The Sensex and the Nifty reached record high levels of 22,939 and 6869 respectively on expectations that the NDA led government would come into power. Even though there is a widespread expectation that Modi led government would come into power there is always an uncertainty that gives rise to increase in volatility for equities.
The month of May has seen a significant rise in the volatility for the index and stock based options. The Nifty index options have implied volatility to the level of 31% for at the money Put options and 28% for at the money Call options. There has been a rise in the implied volatility by 234% from the levels of 9.27% for at the money put options and by 97% from the levels of 14% for at the money call options that were seen for the Nifty index April 2014 series. The implied volatility for out of the money put and call options are not much below at 29% and 27% respectively.
The spread in the implied volatility for at the money and out of the money call and put options shows buying at all levels to ride the election event. The rise in the implied volatility has significantly increased the option premiums for the Nifty index May series. The costs have dramatically increased for the purchase of Nifty index options in the month of May 2014 as compared to the previous month. For e.g. April 2014 out of the money put and call options of 6300 and 7100 were costing Rs.615 for one lot of 50 for the Nifty index at the beginning of the month of April and the May 2014 Nifty out of the money 6300 put and 7100 call option have a combined cost of Rs.9550 at the beginning of the month of May that shows a 15 times rise in cost of purchase. High expectations have already increased premiums of the May option series to abnormal levels.
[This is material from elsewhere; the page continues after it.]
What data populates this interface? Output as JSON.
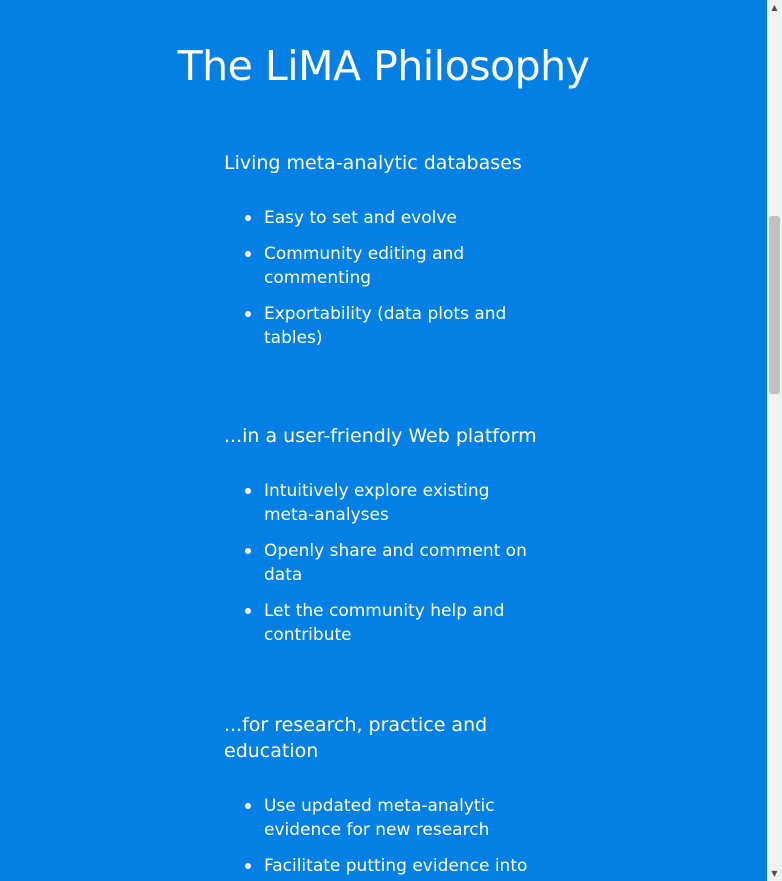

There are six factors affecting the price of a stock option, the Stock Price, the Strike Price, the time to expiration, the volatility of the Stock Price, the Interest rate and the dividends expected during the time period of the Option.
The interest rate and expected dividends have not changed from the month of April to May. The volatility has increased, as a result of which the premiums have surged for the month of May. The time to expiration till the outcome of election results on 16th May will reduce. The volatility is expected to remain high till the election results and therefore even if the premium decreases due to decrease in time to expiry the increase in volatility would tend to increase it.
According to our view it is wise to stay away from any option strategies at least till the election results are announced as high costs may drive returns lower than expected. If Election results are on the lines of expectation then the market would rise but if the results are not according to expectations then the market might witness a steep fall from current levels. The fall and rise has to be equally steep for the options to give extraordinary returns but if markets remain range bound then option premium may see a drastic reduction in a very short time period.
The election results that gave majority to the UPA in 2009 had seen a 20% rise in the benchmark indices in a single day. The markets were trading at a significant discount to the valuations as the whole world was recovering from the 2008 financial crisis. In the current scenario a 20% upside may not be justified as markets have already factored in the expectations of the election result in the valuations. A moderate upside can be justified in the benchmark indices if everything turns out as expected. An opposite result may see a steep fall in the indices which has a low probability. An option strategy may be implemented just after the results are declared so that costs can be managed effectively.